● **WHAT THE EXERCISE ASKS**:
Return, from the data below, each line that contains the word "JSON".

· · · · ·

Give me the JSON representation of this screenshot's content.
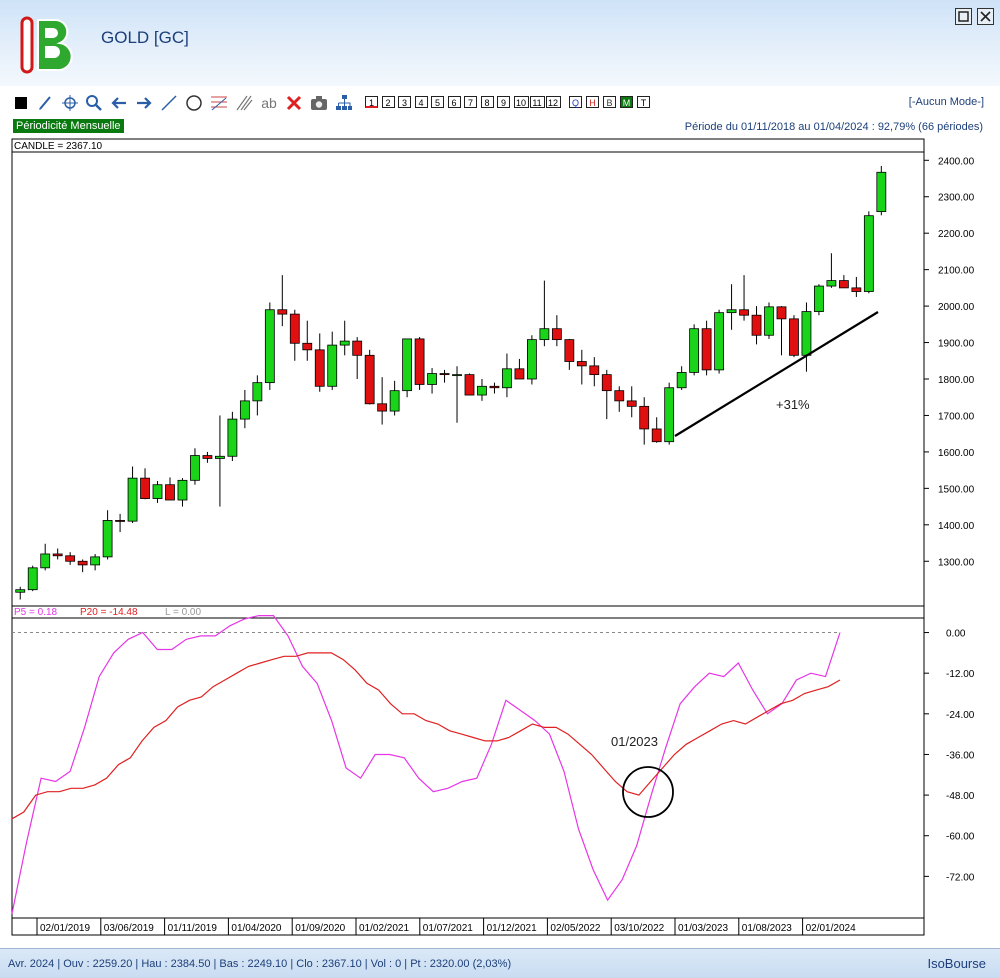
{
  "window": {
    "title": "GOLD [GC]",
    "brand": "IsoBourse"
  },
  "toolbar": {
    "timeframes": [
      "1",
      "2",
      "3",
      "4",
      "5",
      "6",
      "7",
      "8",
      "9",
      "10",
      "11",
      "12"
    ],
    "period_buttons": [
      "Q",
      "H",
      "B",
      "M",
      "T"
    ],
    "mode": "[-Aucun Mode-]",
    "tools": [
      "square-icon",
      "pen-icon",
      "crosshair-icon",
      "zoom-icon",
      "arrow-left-icon",
      "arrow-right-icon",
      "line-icon",
      "circle-icon",
      "fan-icon",
      "channel-icon",
      "text-icon",
      "delete-icon",
      "camera-icon",
      "hierarchy-icon"
    ],
    "text_tool_label": "ab"
  },
  "header": {
    "periodicity": "Périodicité Mensuelle",
    "period": "Période du 01/11/2018 au 01/04/2024 : 92,79% (66 périodes)"
  },
  "status": {
    "text": "Avr. 2024 | Ouv : 2259.20 | Hau : 2384.50 | Bas : 2249.10 | Clo : 2367.10 | Vol : 0 | Pt : 2320.00 (2,03%)"
  },
  "colors": {
    "up": "#19d419",
    "down": "#e01010",
    "p5": "#e636e6",
    "p20": "#e02020",
    "zero_ref": "#888888"
  },
  "chart_data": [
    {
      "type": "candlestick",
      "legend": "CANDLE = 2367.10",
      "ylim": [
        1180,
        2420
      ],
      "yticks": [
        "2400.00",
        "2300.00",
        "2200.00",
        "2100.00",
        "2000.00",
        "1900.00",
        "1800.00",
        "1700.00",
        "1600.00",
        "1500.00",
        "1400.00",
        "1300.00"
      ],
      "series": [
        {
          "ohlc": [
            [
              1215,
              1230,
              1195,
              1222
            ],
            [
              1222,
              1288,
              1218,
              1282
            ],
            [
              1282,
              1348,
              1275,
              1320
            ],
            [
              1320,
              1335,
              1305,
              1315
            ],
            [
              1315,
              1325,
              1290,
              1300
            ],
            [
              1300,
              1305,
              1270,
              1290
            ],
            [
              1290,
              1320,
              1275,
              1312
            ],
            [
              1312,
              1440,
              1305,
              1412
            ],
            [
              1412,
              1430,
              1380,
              1410
            ],
            [
              1410,
              1560,
              1405,
              1528
            ],
            [
              1528,
              1555,
              1470,
              1472
            ],
            [
              1472,
              1520,
              1460,
              1510
            ],
            [
              1510,
              1530,
              1470,
              1468
            ],
            [
              1468,
              1528,
              1450,
              1522
            ],
            [
              1522,
              1610,
              1510,
              1590
            ],
            [
              1590,
              1600,
              1570,
              1582
            ],
            [
              1582,
              1700,
              1450,
              1588
            ],
            [
              1588,
              1710,
              1575,
              1690
            ],
            [
              1690,
              1770,
              1665,
              1740
            ],
            [
              1740,
              1810,
              1700,
              1790
            ],
            [
              1790,
              2010,
              1770,
              1990
            ],
            [
              1990,
              2085,
              1945,
              1978
            ],
            [
              1978,
              1990,
              1850,
              1898
            ],
            [
              1898,
              1960,
              1850,
              1880
            ],
            [
              1880,
              1925,
              1765,
              1780
            ],
            [
              1780,
              1930,
              1770,
              1893
            ],
            [
              1893,
              1960,
              1865,
              1904
            ],
            [
              1904,
              1915,
              1800,
              1865
            ],
            [
              1865,
              1880,
              1730,
              1732
            ],
            [
              1732,
              1805,
              1675,
              1712
            ],
            [
              1712,
              1795,
              1700,
              1768
            ],
            [
              1768,
              1910,
              1750,
              1910
            ],
            [
              1910,
              1915,
              1770,
              1785
            ],
            [
              1785,
              1830,
              1760,
              1815
            ],
            [
              1815,
              1825,
              1790,
              1812
            ],
            [
              1812,
              1835,
              1680,
              1812
            ],
            [
              1812,
              1815,
              1755,
              1756
            ],
            [
              1756,
              1800,
              1740,
              1780
            ],
            [
              1780,
              1790,
              1760,
              1776
            ],
            [
              1776,
              1870,
              1750,
              1828
            ],
            [
              1828,
              1855,
              1815,
              1800
            ],
            [
              1800,
              1920,
              1785,
              1908
            ],
            [
              1908,
              2070,
              1890,
              1938
            ],
            [
              1938,
              1975,
              1890,
              1908
            ],
            [
              1908,
              1910,
              1825,
              1848
            ],
            [
              1848,
              1880,
              1785,
              1836
            ],
            [
              1836,
              1860,
              1780,
              1812
            ],
            [
              1812,
              1825,
              1690,
              1768
            ],
            [
              1768,
              1780,
              1710,
              1740
            ],
            [
              1740,
              1780,
              1695,
              1725
            ],
            [
              1725,
              1750,
              1620,
              1663
            ],
            [
              1663,
              1695,
              1625,
              1628
            ],
            [
              1628,
              1790,
              1620,
              1776
            ],
            [
              1776,
              1835,
              1770,
              1818
            ],
            [
              1818,
              1950,
              1810,
              1938
            ],
            [
              1938,
              1960,
              1810,
              1825
            ],
            [
              1825,
              1990,
              1815,
              1982
            ],
            [
              1982,
              2060,
              1935,
              1990
            ],
            [
              1990,
              2085,
              1960,
              1975
            ],
            [
              1975,
              2000,
              1895,
              1920
            ],
            [
              1920,
              2010,
              1910,
              1998
            ],
            [
              1998,
              2000,
              1865,
              1965
            ],
            [
              1965,
              1975,
              1860,
              1865
            ],
            [
              1865,
              2010,
              1820,
              1985
            ],
            [
              1985,
              2060,
              1975,
              2055
            ],
            [
              2055,
              2145,
              2050,
              2070
            ],
            [
              2070,
              2085,
              2055,
              2050
            ],
            [
              2050,
              2080,
              2025,
              2040
            ],
            [
              2040,
              2260,
              2035,
              2248
            ],
            [
              2259.2,
              2384.5,
              2249.1,
              2367.1
            ]
          ]
        }
      ],
      "annotations": {
        "trend_label": "+31%"
      }
    },
    {
      "type": "line",
      "legend": [
        "P5 = 0.18",
        "P20 = -14.48",
        "L = 0.00"
      ],
      "ylim": [
        -84,
        4
      ],
      "yticks": [
        "0.00",
        "-12.00",
        "-24.00",
        "-36.00",
        "-48.00",
        "-60.00",
        "-72.00"
      ],
      "x_labels": [
        "02/01/2019",
        "03/06/2019",
        "01/11/2019",
        "01/04/2020",
        "01/09/2020",
        "01/02/2021",
        "01/07/2021",
        "01/12/2021",
        "02/05/2022",
        "03/10/2022",
        "01/03/2023",
        "01/08/2023",
        "02/01/2024"
      ],
      "series": [
        {
          "name": "P5",
          "values": [
            -83,
            -62,
            -43,
            -44,
            -41,
            -28,
            -13,
            -6,
            -2,
            0,
            -5,
            -5,
            -2,
            -1,
            -1,
            2,
            4,
            5,
            5,
            -1,
            -10,
            -15,
            -26,
            -40,
            -43,
            -36,
            -36,
            -37,
            -43,
            -47,
            -46,
            -44,
            -43,
            -33,
            -20,
            -23,
            -26,
            -30,
            -41,
            -58,
            -70,
            -79,
            -73,
            -63,
            -48,
            -34,
            -21,
            -16,
            -12,
            -13,
            -9,
            -17,
            -24,
            -21,
            -14,
            -12,
            -13,
            0
          ]
        },
        {
          "name": "P20",
          "values": [
            -55,
            -53,
            -48,
            -47,
            -47,
            -46,
            -46,
            -45,
            -43,
            -39,
            -37,
            -32,
            -28,
            -26,
            -22,
            -20,
            -19,
            -16,
            -14,
            -12,
            -10,
            -9,
            -8,
            -7,
            -7,
            -6,
            -6,
            -6,
            -8,
            -11,
            -15,
            -17,
            -21,
            -24,
            -24,
            -26,
            -27,
            -29,
            -30,
            -31,
            -32,
            -32,
            -31,
            -29,
            -27,
            -28,
            -28,
            -30,
            -33,
            -36,
            -40,
            -44,
            -47,
            -48,
            -44,
            -40,
            -36,
            -33,
            -31,
            -29,
            -27,
            -26,
            -27,
            -25,
            -23,
            -21,
            -20,
            -18,
            -17,
            -16,
            -14
          ]
        }
      ],
      "annotations": {
        "circle_label": "01/2023"
      }
    }
  ]
}
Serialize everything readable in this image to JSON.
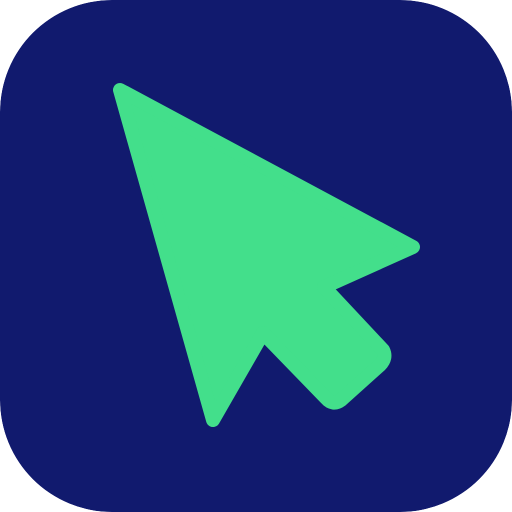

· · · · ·

● **SOLUTION**:
Give me the JSON representation of this screenshot's content.
Serialize everything readable in this image to JSON.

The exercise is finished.